Coconut’s hatch has plexiglass to let light in, which I prefer. But I also prefer Val’s style of non-skid.
Storm sails! We don’t have any.
The universal ball joint that hooks a steel rod to an emergency tiller to use if you loose steering. I do not have this piece! In Mejico….
Val’s got an electric motor, hence all the batteries. Also recently got a water maker, hence the 1 cylinder engine.


The shelving area where the fridge is on Coconut was torn up. The photo below is from when I first bought the boat, so I immediately tore out all of the old electrical stuff. I eventually filled in the hole in the shelf with epoxy so I could at least use it as a shelf, but being that there’s no railing things fall off fairly easily. Also, on Val a previous owner attempted maybe to replace the insulation on the fridge, something I will need to do at some point. I’m not sure I’d go about it the same way they did…
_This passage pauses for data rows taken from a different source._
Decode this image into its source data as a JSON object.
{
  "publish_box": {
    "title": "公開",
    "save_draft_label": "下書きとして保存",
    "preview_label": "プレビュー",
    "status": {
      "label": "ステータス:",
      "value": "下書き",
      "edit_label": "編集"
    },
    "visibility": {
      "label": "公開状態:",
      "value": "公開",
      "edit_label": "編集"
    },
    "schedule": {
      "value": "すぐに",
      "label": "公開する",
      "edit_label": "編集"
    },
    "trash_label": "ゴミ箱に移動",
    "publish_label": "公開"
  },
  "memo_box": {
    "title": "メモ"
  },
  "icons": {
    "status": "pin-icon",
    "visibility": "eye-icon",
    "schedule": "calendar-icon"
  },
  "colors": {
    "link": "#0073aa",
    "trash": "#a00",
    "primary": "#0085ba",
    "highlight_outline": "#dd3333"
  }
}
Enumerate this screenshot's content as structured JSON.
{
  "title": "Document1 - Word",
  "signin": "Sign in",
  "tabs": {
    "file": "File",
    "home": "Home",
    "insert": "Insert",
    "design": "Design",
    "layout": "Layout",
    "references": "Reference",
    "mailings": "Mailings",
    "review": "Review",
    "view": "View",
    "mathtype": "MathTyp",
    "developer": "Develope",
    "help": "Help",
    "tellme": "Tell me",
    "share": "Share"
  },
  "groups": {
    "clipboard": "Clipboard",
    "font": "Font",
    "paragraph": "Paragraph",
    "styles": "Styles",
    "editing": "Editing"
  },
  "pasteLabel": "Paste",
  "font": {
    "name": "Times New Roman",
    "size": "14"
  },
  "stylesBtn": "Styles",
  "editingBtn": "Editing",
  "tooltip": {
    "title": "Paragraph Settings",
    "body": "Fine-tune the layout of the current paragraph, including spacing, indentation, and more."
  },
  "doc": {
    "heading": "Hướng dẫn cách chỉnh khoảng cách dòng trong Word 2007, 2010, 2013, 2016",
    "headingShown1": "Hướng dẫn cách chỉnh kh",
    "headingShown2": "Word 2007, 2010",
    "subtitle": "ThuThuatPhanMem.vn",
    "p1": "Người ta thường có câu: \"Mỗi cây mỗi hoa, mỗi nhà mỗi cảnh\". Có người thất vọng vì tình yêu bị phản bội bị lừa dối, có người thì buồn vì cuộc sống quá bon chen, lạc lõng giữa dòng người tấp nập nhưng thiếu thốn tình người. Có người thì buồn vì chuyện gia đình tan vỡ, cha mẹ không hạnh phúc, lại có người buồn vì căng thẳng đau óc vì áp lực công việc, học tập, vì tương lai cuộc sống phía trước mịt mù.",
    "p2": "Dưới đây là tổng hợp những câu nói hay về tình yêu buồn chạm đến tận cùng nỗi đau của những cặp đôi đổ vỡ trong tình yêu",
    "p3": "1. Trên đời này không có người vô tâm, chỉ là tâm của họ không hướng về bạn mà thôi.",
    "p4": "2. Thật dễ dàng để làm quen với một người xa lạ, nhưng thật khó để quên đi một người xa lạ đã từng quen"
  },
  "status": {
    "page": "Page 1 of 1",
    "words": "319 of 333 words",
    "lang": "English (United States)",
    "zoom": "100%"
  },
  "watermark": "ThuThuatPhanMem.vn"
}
Val’s area under the refer
SO MUCH SPACE AFT!!! Joel removed the propane box, both dorade boxes, as well as the traveller track. It looks slick! Not sure I’ll get into those projects anytime soon, although it looks so roomy.


When it comes to the shop… I’m not sure I can work this but I really like the doors on the cabinetry, along with the upper shelf (white). I currently have to reach my hand around the corner to feel my way to the correct tool I’m looking for. It never works, and I end up removing everything which is annoying. I’ve got a 2nd shelf but it’s kinda sorta falling down and there’s only maybe 2″ of space to store stuff. I like Val’s solution better.  I also realized after the fact that Val’s hull number is inside the shop! When I had a survey done, we couldn’t find the hull number anywhere and honestly I’ve never seen it. I now know where it should be. (Anyone know if I can just inscribe it on a piece of wood and slap it in there? Or does it have to be more official?)